##### Supplied entries

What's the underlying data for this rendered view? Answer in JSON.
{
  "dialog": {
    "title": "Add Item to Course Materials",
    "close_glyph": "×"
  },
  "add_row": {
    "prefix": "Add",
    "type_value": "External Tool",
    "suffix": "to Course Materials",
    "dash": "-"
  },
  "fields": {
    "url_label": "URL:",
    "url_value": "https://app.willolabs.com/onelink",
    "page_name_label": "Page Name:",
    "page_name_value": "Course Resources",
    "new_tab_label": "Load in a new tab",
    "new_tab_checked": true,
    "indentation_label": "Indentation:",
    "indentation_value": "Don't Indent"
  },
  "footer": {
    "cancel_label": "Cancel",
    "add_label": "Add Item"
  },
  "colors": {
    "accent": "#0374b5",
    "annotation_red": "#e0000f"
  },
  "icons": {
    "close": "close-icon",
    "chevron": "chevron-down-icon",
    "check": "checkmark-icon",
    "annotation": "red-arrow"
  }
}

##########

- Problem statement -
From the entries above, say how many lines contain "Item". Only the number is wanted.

- Response -
2